That said, I find the OP a bit unclear. If you need a computer that runs Mac OSX, your choices are clear, though fairly limited. The discussion in that case is about what form-factor you prefer (ultra-mobile, portable, desktop).
If you don't care about operating system, but are looking for a computer with a similar design aesthetic and form factor, there are several choices. The Samsung Series 9 is the closest match, in my opinion, for being metal, thin, light, and lacking a optical drive. With an optical drive, I would suggest the Toshiba Portege (R835) or so, which runs Ubuntu well.
Some are very Linuxey. My Acer netbook is fast enough for me and, for the price of an MBA, I could buy 4 of them. It's been reported Toshibas and Sony's have some issues. The i5-based Dell I got issued at work also works very well and seems to be built like a tank.
If you want Windows, well... There are small computers, some of them well built that can run Windows at Windows functionality levels.
Sometimes second place isn't good enough.
And yet they're much better to run anything that isn't Mac OS X. They allow you to boot Linux or Windows from USB. They don't disable AHCI just because and force you to apply a sleep-breaking MBR hack if you wanted to use it. An Apple laptop is the worst possible laptop you could get if you wanted to run Windows. Trust me, I have one and I really hate it. This is the last Apple laptop I'm ever going to own.
If all other laptops are too Windowsey, then give me a Windowsey laptop over an Apple one any day.
edit: awww, seems like I hurt the delicate sentiments of a poor widdle Apple fanboy.
The only drawbacks I've seen are the price (it's quite expensive) and Sony isn't very good about keeping their drivers up-to-date, so anything custom/customized in the machine (like the graphics card) is kind of annoying to get new drivers for.
The only thing not to like about this machine is the price.
The machine can be configured with fingerprint reader, 3G modem, and maybe something else. I don't have any of the extras so I don't know the level of support for these.
When I got it last year, there were a few minor issues with suspend, but these have since been fixed.
Also, the production of Apple's laptop cases have to be a drop in the bucket compared to how many other CNC items are produced.
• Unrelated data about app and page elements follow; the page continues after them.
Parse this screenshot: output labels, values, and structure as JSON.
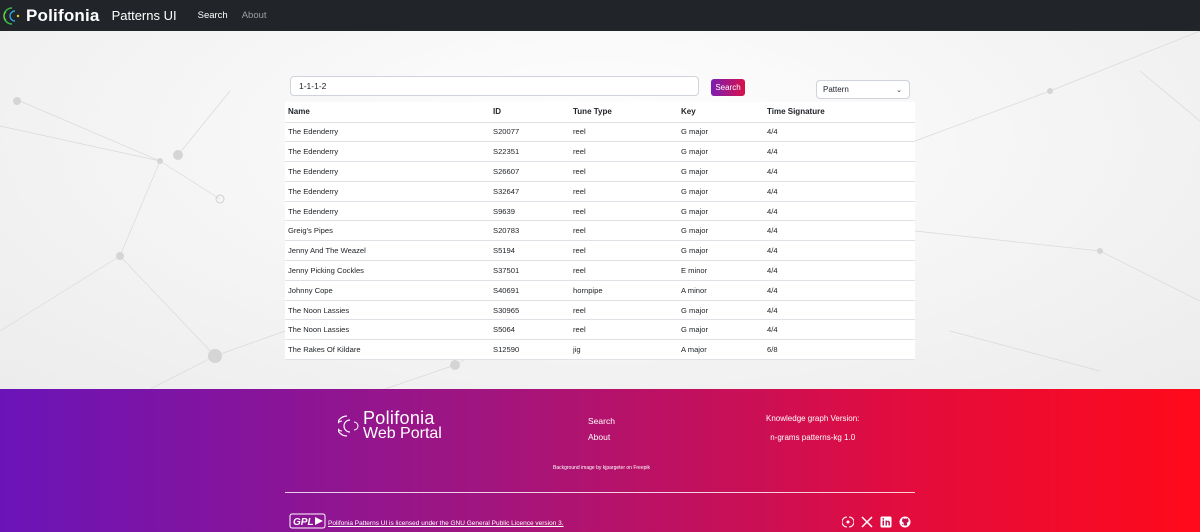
{
  "navbar": {
    "brand": "Polifonia",
    "subtitle": "Patterns UI",
    "links": [
      {
        "label": "Search",
        "active": true
      },
      {
        "label": "About",
        "active": false
      }
    ]
  },
  "search": {
    "value": "1-1-1-2",
    "button_label": "Search",
    "mode": "Pattern"
  },
  "table": {
    "headers": [
      "Name",
      "ID",
      "Tune Type",
      "Key",
      "Time Signature"
    ],
    "rows": [
      [
        "The Edenderry",
        "S20077",
        "reel",
        "G major",
        "4/4"
      ],
      [
        "The Edenderry",
        "S22351",
        "reel",
        "G major",
        "4/4"
      ],
      [
        "The Edenderry",
        "S26607",
        "reel",
        "G major",
        "4/4"
      ],
      [
        "The Edenderry",
        "S32647",
        "reel",
        "G major",
        "4/4"
      ],
      [
        "The Edenderry",
        "S9639",
        "reel",
        "G major",
        "4/4"
      ],
      [
        "Greig's Pipes",
        "S20783",
        "reel",
        "G major",
        "4/4"
      ],
      [
        "Jenny And The Weazel",
        "S5194",
        "reel",
        "G major",
        "4/4"
      ],
      [
        "Jenny Picking Cockles",
        "S37501",
        "reel",
        "E minor",
        "4/4"
      ],
      [
        "Johnny Cope",
        "S40691",
        "hornpipe",
        "A minor",
        "4/4"
      ],
      [
        "The Noon Lassies",
        "S30965",
        "reel",
        "G major",
        "4/4"
      ],
      [
        "The Noon Lassies",
        "S5064",
        "reel",
        "G major",
        "4/4"
      ],
      [
        "The Rakes Of Kildare",
        "S12590",
        "jig",
        "A major",
        "6/8"
      ]
    ]
  },
  "footer": {
    "logo_line1": "Polifonia",
    "logo_line2": "Web Portal",
    "links": [
      "Search",
      "About"
    ],
    "kg_label": "Knowledge graph Version:",
    "kg_version": "n-grams patterns-kg 1.0",
    "bg_credit": "Background image by kjpargeter on Freepik",
    "license": "Polifonia Patterns UI is licensed under the GNU General Public Licence version 3.",
    "gpl_badge": "GPL",
    "socials": [
      "polifonia-icon",
      "x-icon",
      "linkedin-icon",
      "github-icon"
    ]
  },
  "colors": {
    "navbar_bg": "#212529",
    "gradient_start": "#6a14b8",
    "gradient_end": "#ff0a1a",
    "accent_green": "#3bb54a",
    "accent_blue": "#2fa3d9"
  }
}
I am skeptical of the article's claims.
Of course I was going to install Linux on the Levono and Wipe Windows, but now I have OS X with my Laptop and Linux with my Desktop.
I own one and just love it, at first I installed Ubuntu but video and clickpad drivers didnt map well.. then found out I could just run Ubuntu inside VirtualBox with seamless performance .
The model is a bit older now but the specs are good and you can probably find them quite cheap now. There is also a second gen version (3830 i think is model?) that has most of the same specs except second gen i5, usb 3 & i think nvidia instead of ati video.
Since those are pretty much the defining characteristics of the Air, not really an "alternative".
The display is not as good and the touchpad is probably inferior, otherwise it looks like a good fit for $$$ when compared to the Macbook Air.